She can’t figure out why my kid isn’t in the same kinds of class as the rest of the neighborhood kids. “Rainman” was super smart, right? She innocently throws around the word “retarded” like I did when I was in high school, back when it ironically was my favorite term.
This friend feeds into my son’s repetitive behaviors by gifting him all the things I think he shouldn’t have, not to mention ruins his diet by treating him to all the delicacies he can carry. She does so with my permission, but how can I say no? This same friend LOVES my kid to pieces and offers to take him home with her. Weekly. “What could possibly happen?” she says.
She happily holds a ten-minute conversation with my (nine year-old) son about Thomas the Train.
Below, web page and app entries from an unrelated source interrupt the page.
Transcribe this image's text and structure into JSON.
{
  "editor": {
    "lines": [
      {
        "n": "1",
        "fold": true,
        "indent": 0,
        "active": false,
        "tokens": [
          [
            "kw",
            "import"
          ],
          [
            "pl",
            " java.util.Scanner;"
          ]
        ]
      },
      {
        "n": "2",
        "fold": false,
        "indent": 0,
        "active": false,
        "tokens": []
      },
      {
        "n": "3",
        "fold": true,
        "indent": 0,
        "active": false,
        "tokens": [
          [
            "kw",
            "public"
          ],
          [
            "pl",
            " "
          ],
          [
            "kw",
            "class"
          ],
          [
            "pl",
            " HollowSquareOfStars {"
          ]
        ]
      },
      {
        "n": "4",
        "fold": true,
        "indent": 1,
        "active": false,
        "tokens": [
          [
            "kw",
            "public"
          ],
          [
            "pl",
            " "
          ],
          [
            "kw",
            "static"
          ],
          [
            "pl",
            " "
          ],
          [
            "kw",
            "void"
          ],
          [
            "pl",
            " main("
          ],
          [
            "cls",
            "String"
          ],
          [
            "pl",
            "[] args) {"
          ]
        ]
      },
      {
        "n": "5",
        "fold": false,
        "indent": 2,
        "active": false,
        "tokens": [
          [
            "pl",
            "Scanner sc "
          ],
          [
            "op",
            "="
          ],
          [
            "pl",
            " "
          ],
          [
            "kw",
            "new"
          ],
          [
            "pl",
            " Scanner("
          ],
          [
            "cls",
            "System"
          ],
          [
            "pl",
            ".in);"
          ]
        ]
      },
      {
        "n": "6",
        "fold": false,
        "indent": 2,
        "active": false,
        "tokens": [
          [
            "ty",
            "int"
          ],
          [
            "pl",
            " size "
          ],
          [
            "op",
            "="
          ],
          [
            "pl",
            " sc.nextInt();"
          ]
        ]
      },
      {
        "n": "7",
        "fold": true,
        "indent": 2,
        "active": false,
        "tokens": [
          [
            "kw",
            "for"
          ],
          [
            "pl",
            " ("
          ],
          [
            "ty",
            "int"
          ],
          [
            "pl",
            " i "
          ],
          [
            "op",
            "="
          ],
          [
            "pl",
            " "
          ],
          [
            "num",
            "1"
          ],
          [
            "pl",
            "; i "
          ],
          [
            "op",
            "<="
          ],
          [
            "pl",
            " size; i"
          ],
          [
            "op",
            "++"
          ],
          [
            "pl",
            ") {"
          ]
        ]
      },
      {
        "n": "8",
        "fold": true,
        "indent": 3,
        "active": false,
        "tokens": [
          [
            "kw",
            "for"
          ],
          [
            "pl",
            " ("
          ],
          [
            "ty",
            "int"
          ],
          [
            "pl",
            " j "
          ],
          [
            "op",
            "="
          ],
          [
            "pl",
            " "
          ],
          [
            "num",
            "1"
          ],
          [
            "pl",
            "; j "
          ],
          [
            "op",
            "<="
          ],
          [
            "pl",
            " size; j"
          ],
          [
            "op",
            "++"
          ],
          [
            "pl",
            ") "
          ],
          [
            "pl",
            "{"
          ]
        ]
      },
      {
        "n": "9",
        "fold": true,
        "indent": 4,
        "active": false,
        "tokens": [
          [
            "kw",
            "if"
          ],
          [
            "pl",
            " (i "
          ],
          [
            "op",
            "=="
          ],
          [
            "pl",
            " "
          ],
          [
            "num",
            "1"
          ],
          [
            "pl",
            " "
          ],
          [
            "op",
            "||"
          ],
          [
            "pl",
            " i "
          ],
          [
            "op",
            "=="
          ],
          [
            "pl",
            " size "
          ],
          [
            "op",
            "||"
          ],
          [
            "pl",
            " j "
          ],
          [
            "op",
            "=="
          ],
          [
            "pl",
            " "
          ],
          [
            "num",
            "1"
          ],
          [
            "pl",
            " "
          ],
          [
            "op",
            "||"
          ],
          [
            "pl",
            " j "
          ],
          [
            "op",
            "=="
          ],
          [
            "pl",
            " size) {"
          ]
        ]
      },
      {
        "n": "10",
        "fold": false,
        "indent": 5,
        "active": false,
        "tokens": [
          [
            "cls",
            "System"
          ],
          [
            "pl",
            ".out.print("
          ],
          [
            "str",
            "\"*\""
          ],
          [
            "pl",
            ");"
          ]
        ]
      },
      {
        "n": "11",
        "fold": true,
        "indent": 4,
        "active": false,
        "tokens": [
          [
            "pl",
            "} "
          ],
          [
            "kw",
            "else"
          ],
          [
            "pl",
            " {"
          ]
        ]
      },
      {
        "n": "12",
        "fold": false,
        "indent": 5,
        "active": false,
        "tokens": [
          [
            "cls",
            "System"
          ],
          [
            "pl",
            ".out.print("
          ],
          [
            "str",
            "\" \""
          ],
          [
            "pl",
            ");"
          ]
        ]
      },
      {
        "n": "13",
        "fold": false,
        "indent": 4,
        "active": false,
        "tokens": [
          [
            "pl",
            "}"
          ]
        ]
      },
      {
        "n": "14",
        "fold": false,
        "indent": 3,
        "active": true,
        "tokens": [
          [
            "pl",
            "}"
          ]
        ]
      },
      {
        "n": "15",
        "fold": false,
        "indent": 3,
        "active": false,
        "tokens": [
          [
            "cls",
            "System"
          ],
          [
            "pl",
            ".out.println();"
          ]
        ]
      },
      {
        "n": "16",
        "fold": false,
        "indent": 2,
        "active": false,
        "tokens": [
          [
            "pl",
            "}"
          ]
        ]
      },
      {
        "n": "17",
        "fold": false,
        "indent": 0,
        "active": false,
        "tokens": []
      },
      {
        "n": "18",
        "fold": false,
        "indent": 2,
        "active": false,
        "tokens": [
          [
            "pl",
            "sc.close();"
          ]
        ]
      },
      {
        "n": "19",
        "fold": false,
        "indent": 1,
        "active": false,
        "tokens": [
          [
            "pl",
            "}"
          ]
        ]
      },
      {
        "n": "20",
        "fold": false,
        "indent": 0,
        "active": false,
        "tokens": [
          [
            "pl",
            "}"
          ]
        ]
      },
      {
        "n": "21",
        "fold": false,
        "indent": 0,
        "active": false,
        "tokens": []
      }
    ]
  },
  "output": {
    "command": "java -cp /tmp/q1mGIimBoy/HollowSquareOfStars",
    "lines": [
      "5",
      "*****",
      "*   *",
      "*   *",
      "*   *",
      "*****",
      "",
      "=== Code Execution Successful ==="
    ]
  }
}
And loves every minute of it. She tells me he’s bright, and they hold standing private jokes together. She gets him to do things I never thought imaginable just because it is she who is requesting. Can you guess to whom my son gravitates, even prefers to spend his time with? Yep, autism-ignorant-chick. You should see him light up at this sight of her. He even misses the biotch when he’s not around.
Guess what? I think her ignorance is refreshing. If I pretended to not know a thing about autism, I’d probably enjoy my son a little more and he, me. Because of her outlook I’ve learned to take “risks,” like taking my son out TO A RESTAURANT (eek!) in spite of the fact his tablet’s power is at 8% (double eek!). Unthinkable for moms like me who don’t have the influence of carefree friend like her! Because of her I am a better mom.
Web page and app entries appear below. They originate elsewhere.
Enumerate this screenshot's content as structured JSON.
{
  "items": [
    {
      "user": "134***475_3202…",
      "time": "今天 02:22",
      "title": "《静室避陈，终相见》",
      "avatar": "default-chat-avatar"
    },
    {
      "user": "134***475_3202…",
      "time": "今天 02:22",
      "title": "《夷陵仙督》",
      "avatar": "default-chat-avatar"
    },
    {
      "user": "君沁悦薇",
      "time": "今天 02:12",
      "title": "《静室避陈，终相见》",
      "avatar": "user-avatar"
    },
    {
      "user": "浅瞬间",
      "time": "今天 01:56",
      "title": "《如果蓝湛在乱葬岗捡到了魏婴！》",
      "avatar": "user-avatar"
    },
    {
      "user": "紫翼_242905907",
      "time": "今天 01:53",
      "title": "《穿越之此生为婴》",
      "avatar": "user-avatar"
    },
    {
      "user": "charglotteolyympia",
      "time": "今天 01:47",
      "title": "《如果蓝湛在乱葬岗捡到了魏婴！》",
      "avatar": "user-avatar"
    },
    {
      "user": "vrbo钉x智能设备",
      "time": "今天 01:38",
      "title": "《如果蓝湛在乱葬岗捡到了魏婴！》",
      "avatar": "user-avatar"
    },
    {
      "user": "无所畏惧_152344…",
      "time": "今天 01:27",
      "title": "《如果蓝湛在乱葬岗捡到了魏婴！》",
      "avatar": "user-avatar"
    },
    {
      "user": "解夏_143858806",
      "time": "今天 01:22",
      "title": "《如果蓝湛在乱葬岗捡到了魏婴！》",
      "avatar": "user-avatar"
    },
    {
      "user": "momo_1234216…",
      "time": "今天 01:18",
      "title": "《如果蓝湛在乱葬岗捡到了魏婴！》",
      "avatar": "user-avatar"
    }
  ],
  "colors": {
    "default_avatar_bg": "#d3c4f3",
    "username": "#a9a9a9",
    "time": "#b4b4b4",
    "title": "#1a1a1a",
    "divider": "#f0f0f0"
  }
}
2) The friend who is the amateur comedienne.
She texts to tell me she forgot her pants that morning, and noticed this while she was in the school’s drop off loop. Photo proof is attached. This girl is “on,” all of the time, and she always makes herself the butt of her own jokes. I feel a connection to her because I secretly want to be able to laugh at my own life as effortlessly and confidently as she. Where is she when my son is melting down because it isn’t raining and the weatherman promised it would?
I can’t wait to see her again because of the way it makes my weak abs hurt from all the deep belly laughs she induces in me. It beats the shit out of paying for Pilates. Laughing at and with her makes the pain I may be feeling that day simply melt away. Not to mention the minute she finds the least bit of humor in anything I say, my day is instantly made. Because of her I laugh more with my son, who I’ve recently learned is a RIOT! When I told him the other day that I’d be able to help him in just ten seconds, he said “Mom, if I count down from ten, will you explode at zero?” Now that’s funny.
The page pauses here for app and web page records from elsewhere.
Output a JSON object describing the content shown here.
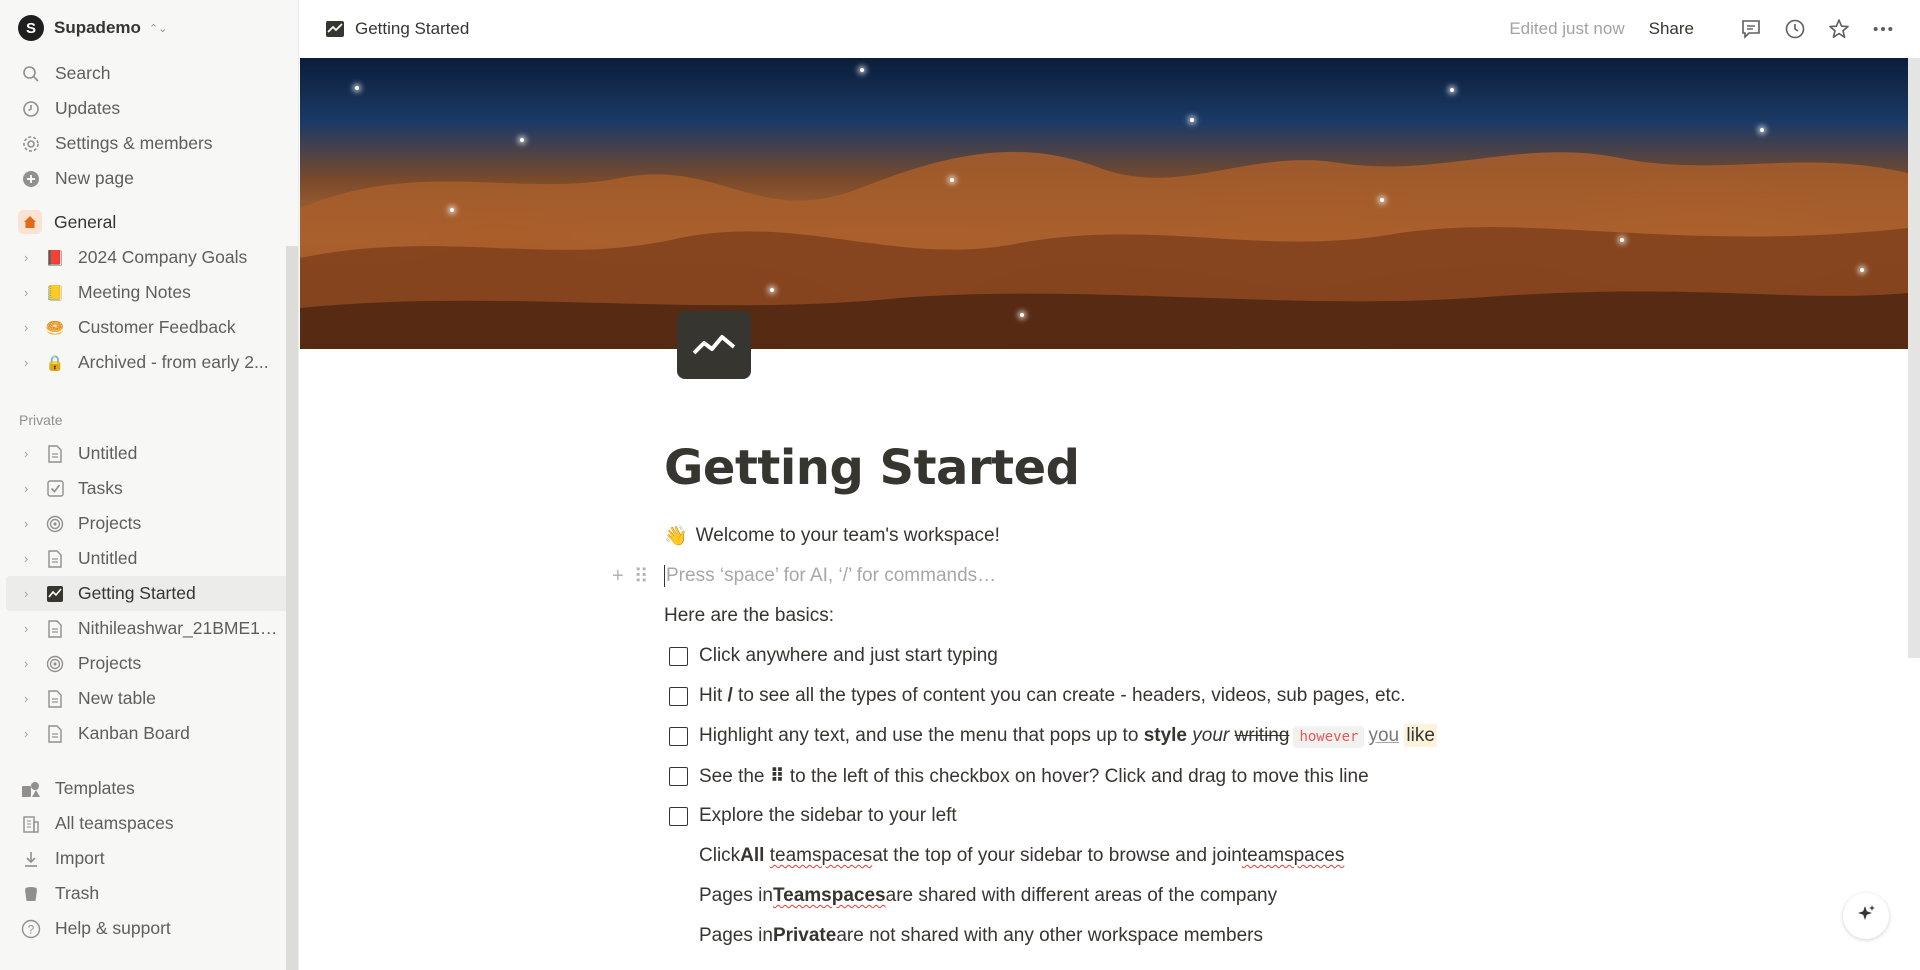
{
  "workspace": {
    "initial": "S",
    "name": "Supademo"
  },
  "sidebar": {
    "top_items": [
      {
        "label": "Search",
        "icon": "search-icon"
      },
      {
        "label": "Updates",
        "icon": "clock-icon"
      },
      {
        "label": "Settings & members",
        "icon": "gear-icon"
      },
      {
        "label": "New page",
        "icon": "plus-circle-icon"
      }
    ],
    "general": {
      "label": "General",
      "icon": "home-icon"
    },
    "teamspace_pages": [
      {
        "label": "2024 Company Goals",
        "icon": "📕"
      },
      {
        "label": "Meeting Notes",
        "icon": "📒"
      },
      {
        "label": "Customer Feedback",
        "icon": "🥯"
      },
      {
        "label": "Archived - from early 2...",
        "icon": "🔒"
      }
    ],
    "private_label": "Private",
    "private_pages": [
      {
        "label": "Untitled",
        "icon": "page-icon"
      },
      {
        "label": "Tasks",
        "icon": "checkbox-icon"
      },
      {
        "label": "Projects",
        "icon": "target-icon"
      },
      {
        "label": "Untitled",
        "icon": "page-icon"
      },
      {
        "label": "Getting Started",
        "icon": "chart-icon",
        "active": true
      },
      {
        "label": "Nithileashwar_21BME10...",
        "icon": "page-icon"
      },
      {
        "label": "Projects",
        "icon": "target-icon"
      },
      {
        "label": "New table",
        "icon": "page-icon"
      },
      {
        "label": "Kanban Board",
        "icon": "page-icon"
      }
    ],
    "bottom_items": [
      {
        "label": "Templates",
        "icon": "templates-icon"
      },
      {
        "label": "All teamspaces",
        "icon": "building-icon"
      },
      {
        "label": "Import",
        "icon": "download-icon"
      },
      {
        "label": "Trash",
        "icon": "trash-icon"
      },
      {
        "label": "Help & support",
        "icon": "help-icon"
      }
    ]
  },
  "topbar": {
    "breadcrumb": "Getting Started",
    "edited": "Edited just now",
    "share": "Share"
  },
  "page": {
    "title": "Getting Started",
    "welcome_emoji": "👋",
    "welcome": "Welcome to your team's workspace!",
    "placeholder": "Press ‘space’ for AI, ‘/’ for commands…",
    "basics": "Here are the basics:",
    "todos": {
      "t1": "Click anywhere and just start typing",
      "t2_a": "Hit ",
      "t2_b": "/",
      "t2_c": " to see all the types of content you can create - headers, videos, sub pages, etc.",
      "t3_a": "Highlight any text, and use the menu that pops up to ",
      "t3_style": "style",
      "t3_your": "your",
      "t3_writing": "writing",
      "t3_however": "however",
      "t3_you": "you",
      "t3_like": "like",
      "t4_a": "See the ",
      "t4_b": "⠿",
      "t4_c": " to the left of this checkbox on hover? Click and drag to move this line",
      "t5": "Explore the sidebar to your left"
    },
    "sub": {
      "s1_a": "Click ",
      "s1_b": "All",
      "s1_c": "teamspaces",
      "s1_d": " at the top of your sidebar to browse and join ",
      "s1_e": "teamspaces",
      "s2_a": "Pages in ",
      "s2_b": "Teamspaces",
      "s2_c": " are shared with different areas of the company",
      "s3_a": "Pages in ",
      "s3_b": "Private",
      "s3_c": " are not shared with any other workspace members"
    }
  },
  "colors": {
    "sidebar_bg": "#f7f7f5",
    "text": "#37352f",
    "muted": "#91908c",
    "code_red": "#eb5757"
  }
}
3) The friend who is your same stilettos, different size.
Her kid has autism too. Hooray for us, (I think?)! Our children are exactly alike, yet completely different. And so are we. We may be in an exclusive club to which nobody wants an invite, but we are there together.
I feel like a slouch next to her as she does everything humanly possible to seek improvement for her child when I, well, just don’t. That’s just me and she doesn’t judge. I hope she is happy for me that I have friends that fall under category 1. I pray every night that I am her category 2.
My happiest moment comes when I realize I can’t live another day without this girl, and it has nothing to do with that sucky thing we have in common. Together we seek and find paradise within our normal.
4) The friend in herself.
I admit, I haven’t always liked this girl. She’s made more mistakes than she can count. She struggles to find balance in her life, and often doubts her own ability to be true friend. Fortunately, she gets by with a little help from, well, you guessed it. Because a “clueless” friend gives her confidence, a humorous friend hilarity, a “shoe” friend blissful companionship, she’s gained a new trait: self-love. I invite you to get to know this chick better. If nothing else, her heart is in the right place.
For more on number three, meet B. And B.
Kristi Vannatta is mom to two boys, ages twelve and fifteen. Her blog focuses on her (not always crappy) life with her fifteen year-old who has autism. In her infinite spare time (ha!) she runs Puzzle Peace Now, a South Florida based charity that raises money to send children with special needs to summer camp. Her newest passion is podcasting with, yes, that autism mom friend.